Michael Kors Cakes cakes are a long-standing tradition. According to the culinary expert Gil Marks, the earliest cakes around the globe, made in the early Near East many millennia ago likely consisted of mashed legumes. The early Egyptians created light cakes using yeast dough that was sweetened with honey, and the Romans made barley loaves using raisins, pine nuts, and pomegranate seeds along with honeyed cheesecakes.
However, while I am happy to live in a time of baking powder (and the ease of accessing food items that are more than a few hundreds of miles) To my surprise , I really enjoyed this cake. It was quite a bit, actually. So did my tasters. It was, naturally different from a typical 21st century Jewish honey-based cake.
It was not fluffy or light due to the glaring absence of any leavening ingredient, not even eggs that were common during medieval Europe. It wasn’t spicy, with spices were extremely expensive in Europe during the Middle Ages; while the richest used them with reckless exuberance, and in shocking amounts (and combinations) however, Michael Kors cake were generally out of reach for people of average wealth.
It wasn’t as a punch of depth that you get from the coffee or tea you could be adding to your favorite because neither was introduced to Europe until some centuries afterward.
The only sweetener was sugar because sugar was not readily available in Europe prior to the introduction of sugar beet farming in the midst of the world during the 18th century.
So , what did this delicious medieval cake tasted like? Well, Michael Kors Cake, for the main part. I went with the cheapest, most basic honey I could get to make this recipe, based on the assumption that it’d not be very tasty and that I’d be throwing away much of it.
However, the next time (and I’m sure there will be another time) I’d prefer the finest Kros cake, since the flavor comes through extremely strong. There’s nothing special about the flavor and neither is it a cake that’s super sweet.

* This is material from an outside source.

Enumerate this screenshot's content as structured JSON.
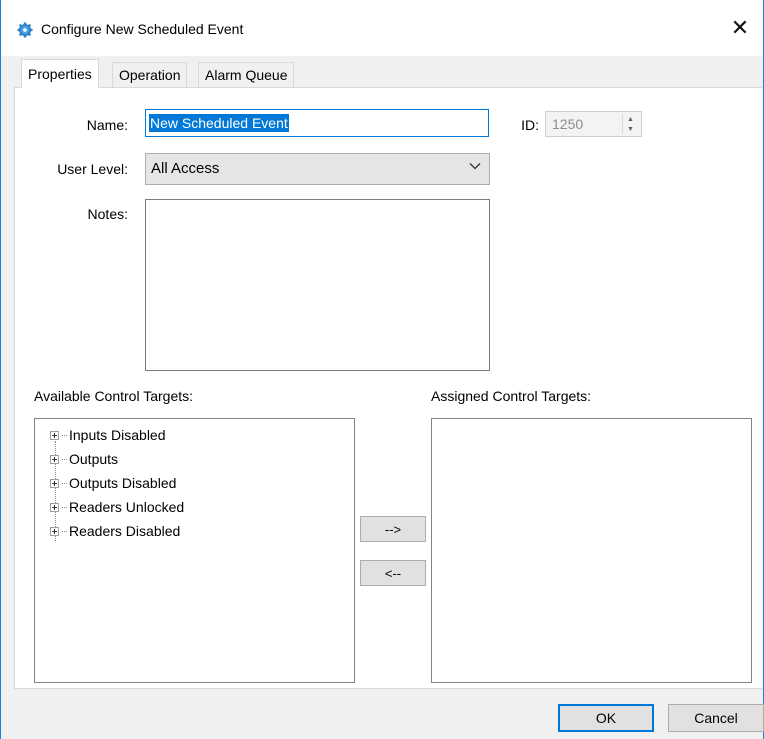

Sweet cakes spread across Europe due to the Arabs who brought them westwards towards Spain and Sicily from where they went on to move to the east, across into the Italian peninsula. At the beginning of the eleventh century Italians made dense and delicious cakes of bread crumbs. It the Italian Jews who brought these prototype cakes to west and central Europe.